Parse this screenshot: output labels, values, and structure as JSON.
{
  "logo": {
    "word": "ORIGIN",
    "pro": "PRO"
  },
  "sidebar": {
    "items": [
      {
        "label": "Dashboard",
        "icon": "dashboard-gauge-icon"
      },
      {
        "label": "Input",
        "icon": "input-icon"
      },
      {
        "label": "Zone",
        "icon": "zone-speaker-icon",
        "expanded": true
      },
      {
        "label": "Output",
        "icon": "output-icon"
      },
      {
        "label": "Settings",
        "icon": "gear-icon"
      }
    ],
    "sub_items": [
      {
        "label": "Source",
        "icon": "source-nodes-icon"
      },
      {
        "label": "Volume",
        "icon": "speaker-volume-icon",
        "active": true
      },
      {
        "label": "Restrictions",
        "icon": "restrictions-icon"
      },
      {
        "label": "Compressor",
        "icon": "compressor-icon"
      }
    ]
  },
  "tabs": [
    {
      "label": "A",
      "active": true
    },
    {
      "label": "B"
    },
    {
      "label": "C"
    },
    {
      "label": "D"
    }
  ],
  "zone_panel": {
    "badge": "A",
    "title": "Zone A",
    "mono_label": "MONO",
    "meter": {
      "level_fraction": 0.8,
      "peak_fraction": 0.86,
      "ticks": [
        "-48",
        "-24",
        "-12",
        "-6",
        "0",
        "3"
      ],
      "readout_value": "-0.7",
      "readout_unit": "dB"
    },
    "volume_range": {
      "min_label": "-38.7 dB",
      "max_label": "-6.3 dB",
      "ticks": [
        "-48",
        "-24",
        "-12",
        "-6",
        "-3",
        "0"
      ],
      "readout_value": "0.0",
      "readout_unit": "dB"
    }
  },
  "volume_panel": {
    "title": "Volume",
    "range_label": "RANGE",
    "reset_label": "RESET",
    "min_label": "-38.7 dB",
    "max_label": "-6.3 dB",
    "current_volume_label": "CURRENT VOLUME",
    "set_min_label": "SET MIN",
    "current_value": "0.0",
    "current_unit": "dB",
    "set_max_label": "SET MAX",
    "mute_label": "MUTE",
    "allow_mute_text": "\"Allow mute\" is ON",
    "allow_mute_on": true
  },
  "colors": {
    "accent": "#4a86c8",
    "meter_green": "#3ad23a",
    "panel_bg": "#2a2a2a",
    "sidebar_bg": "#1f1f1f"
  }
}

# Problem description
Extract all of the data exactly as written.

# Solution for this problem
Parse this screenshot: output labels, values, and structure as JSON.
{
  "logo": {
    "word": "ORIGIN",
    "pro": "PRO"
  },
  "sidebar": {
    "items": [
      {
        "label": "Dashboard",
        "icon": "dashboard-gauge-icon"
      },
      {
        "label": "Input",
        "icon": "input-icon"
      },
      {
        "label": "Zone",
        "icon": "zone-speaker-icon",
        "expanded": true
      },
      {
        "label": "Output",
        "icon": "output-icon"
      },
      {
        "label": "Settings",
        "icon": "gear-icon"
      }
    ],
    "sub_items": [
      {
        "label": "Source",
        "icon": "source-nodes-icon"
      },
      {
        "label": "Volume",
        "icon": "speaker-volume-icon",
        "active": true
      },
      {
        "label": "Restrictions",
        "icon": "restrictions-icon"
      },
      {
        "label": "Compressor",
        "icon": "compressor-icon"
      }
    ]
  },
  "tabs": [
    {
      "label": "A",
      "active": true
    },
    {
      "label": "B"
    },
    {
      "label": "C"
    },
    {
      "label": "D"
    }
  ],
  "zone_panel": {
    "badge": "A",
    "title": "Zone A",
    "mono_label": "MONO",
    "meter": {
      "level_fraction": 0.8,
      "peak_fraction": 0.86,
      "ticks": [
        "-48",
        "-24",
        "-12",
        "-6",
        "0",
        "3"
      ],
      "readout_value": "-0.7",
      "readout_unit": "dB"
    },
    "volume_range": {
      "min_label": "-38.7 dB",
      "max_label": "-6.3 dB",
      "ticks": [
        "-48",
        "-24",
        "-12",
        "-6",
        "-3",
        "0"
      ],
      "readout_value": "0.0",
      "readout_unit": "dB"
    }
  },
  "volume_panel": {
    "title": "Volume",
    "range_label": "RANGE",
    "reset_label": "RESET",
    "min_label": "-38.7 dB",
    "max_label": "-6.3 dB",
    "current_volume_label": "CURRENT VOLUME",
    "set_min_label": "SET MIN",
    "current_value": "0.0",
    "current_unit": "dB",
    "set_max_label": "SET MAX",
    "mute_label": "MUTE",
    "allow_mute_text": "\"Allow mute\" is ON",
    "allow_mute_on": true
  },
  "colors": {
    "accent": "#4a86c8",
    "meter_green": "#3ad23a",
    "panel_bg": "#2a2a2a",
    "sidebar_bg": "#1f1f1f"
  }
}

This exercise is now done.